Although the painting displays a lot of figures and details, it is a highly structured painting. It shows a clear hierarchy of the world and faith, as seen by the Jesuits. Clearly they saw Ignatius as the great leader of the ‘army of god’, spreading the Catholic faith over the world.

We can discover a lot of parallels between this ceiling painting from Andrea Pozzo and the Fountain of the Four Rivers of Bernini. Bernini’s fountain was revealed in 1651, the ceiling painting was finished in 1694, so clearly both artworks stem from the same time in history. Both artists dealt with the religious conflicts playing at that time. Pozzo from the Jesuit point of view – recognizing some errors in the Catholic Church – and Bernini from the perspective of his papal patronage, who was trying to bind his people to the Catholic faith more strongly than ever, by means of the counter-reformation.

In both artworks we see a strong expression of a hierarchy, and they could both be seen as ‘solutions’ for the problem of chaos that ruled the religious world at the time. As mentioned before, these artists lived in the time after new parts of the world had been discovered, and they found that not every corner of the world was Christian. We see this ‘problem of the new world’ in both artworks. Both artists chose to depict the four corners of the world at the four corners of their piece of art, and chose to depict it in a way that the divine light (Pozzo) or divine power (Bernini) ‘flows’ to all parts of the world. Also, in both artworks, the divine power flows through a medium. In Bernini’s fountain this is the huge obelisk, representing the power of the Church, in Pozzo this is Saint Ignatius, as the leader of the religious order that will spread the faith over the world.


Conclusion



Sources


  1. Donalds, M. (2006). The Artful Mind. Cognitive Science and the Riddle of Human Creativity.

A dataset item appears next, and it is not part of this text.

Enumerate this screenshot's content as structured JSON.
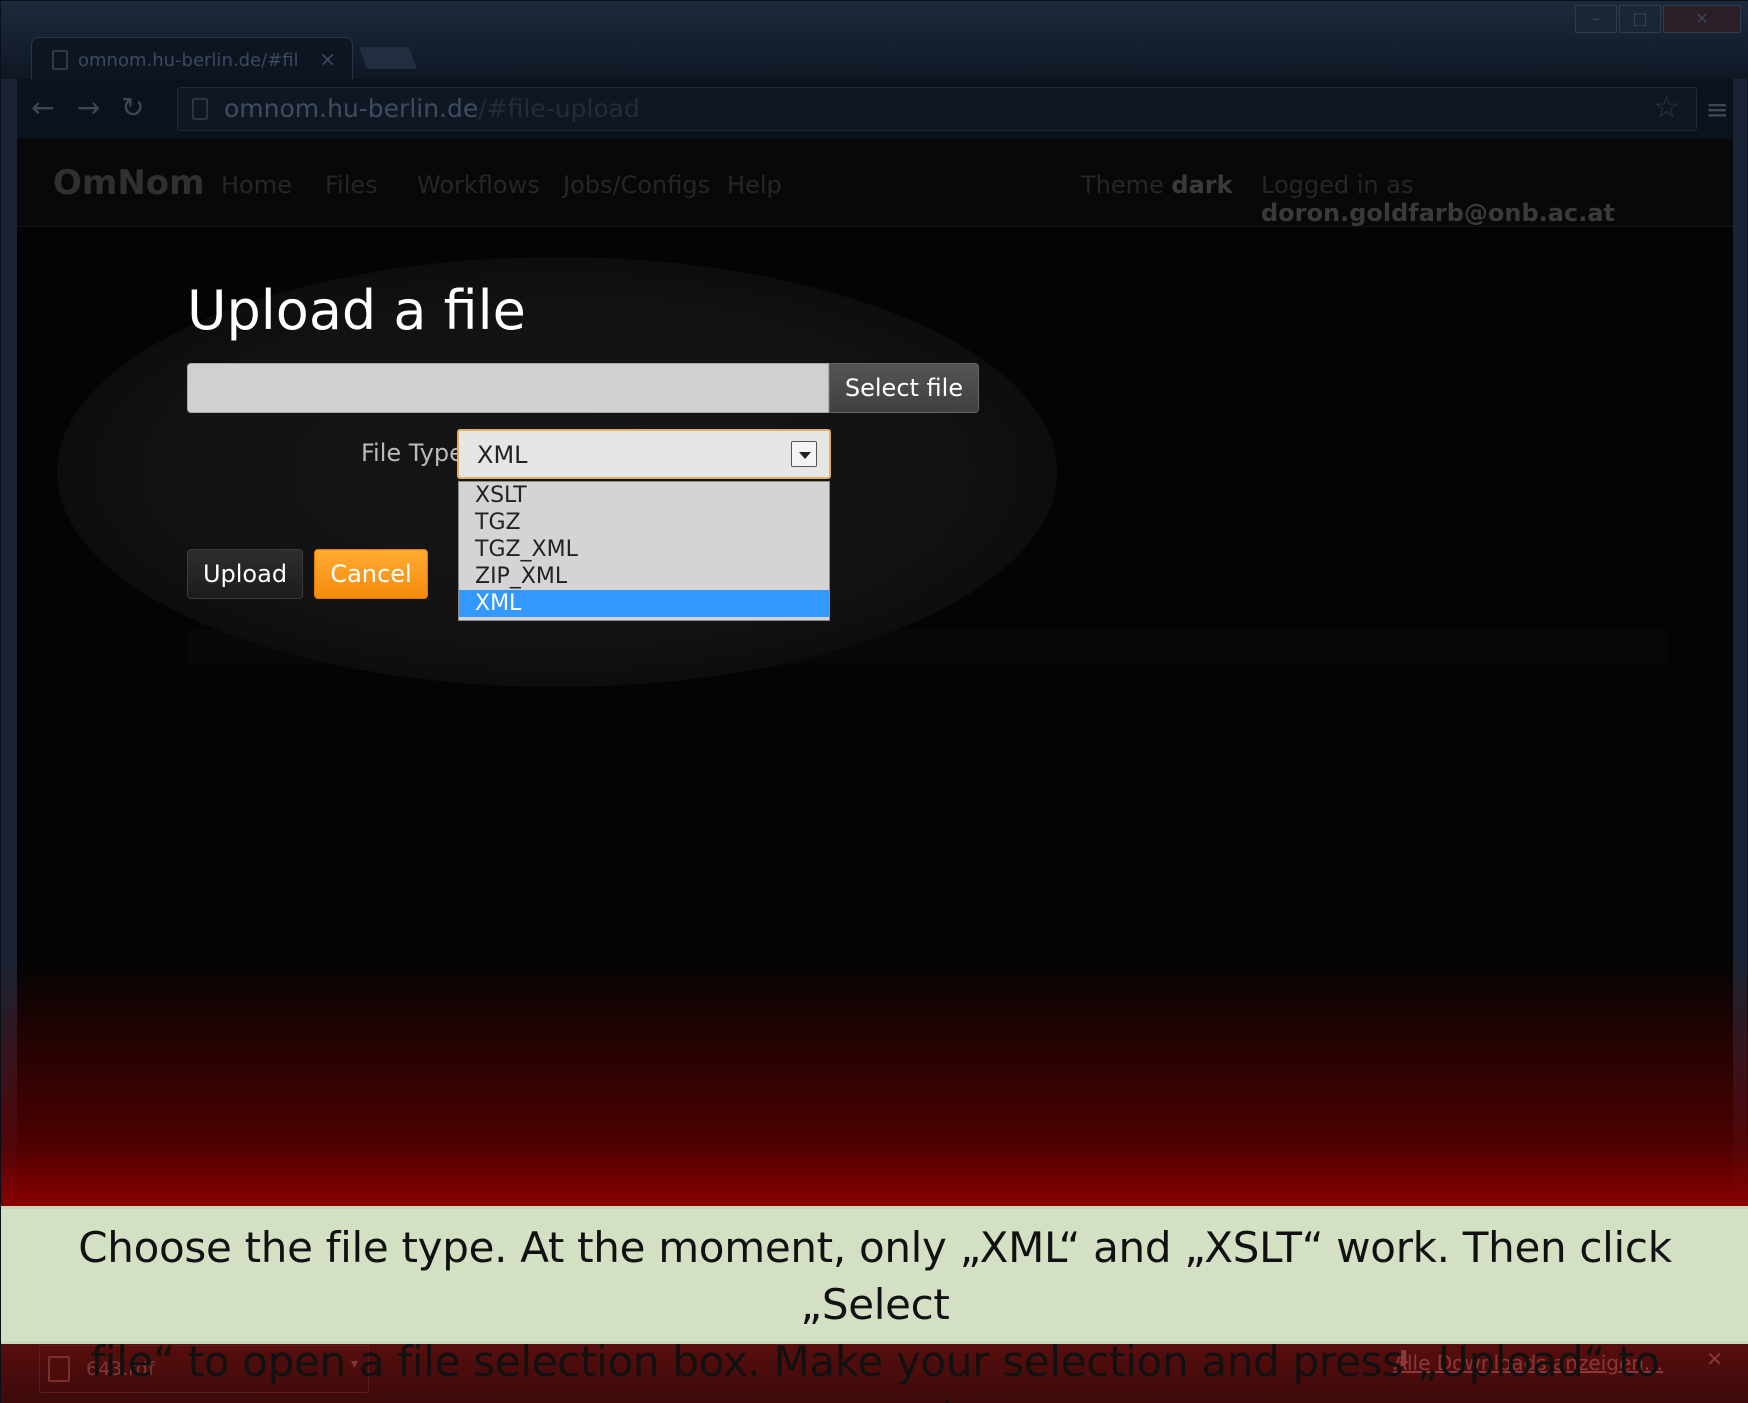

Oxford: Oxford University Press. pp. 3 – 20.
  2. Dutton, D. (2009). The Art Instinct: Beauty, Pleasure and Human Evolution. Oxford: Oxford University Press.
  3. Hodge, N., Anson, L. (2002). The A-Z of Art: The World's Greatest and Most Popular Artists and Their Works. London: Carlton Publishing Group.
  4. Morissey, J. (2005). The Genius in the Design: Bernini, Borromini, and the Rivalry That Transformed Rome. New York: William Morrow.
  5. Mulcahy, K. V. (2011). The cultural policy of the Counter-Reformation: the case of St. Peter's. International Journal of Cultural Policy, 17 (2). London: Routledge. pp. 131-152.
  6. Van Heusden, B. (2009). Semiotic cognition and the logic of culture. Pragmatics Cognition, 3(3). Amsterdam: John Benjamins Publishing Co. pp. 611-627.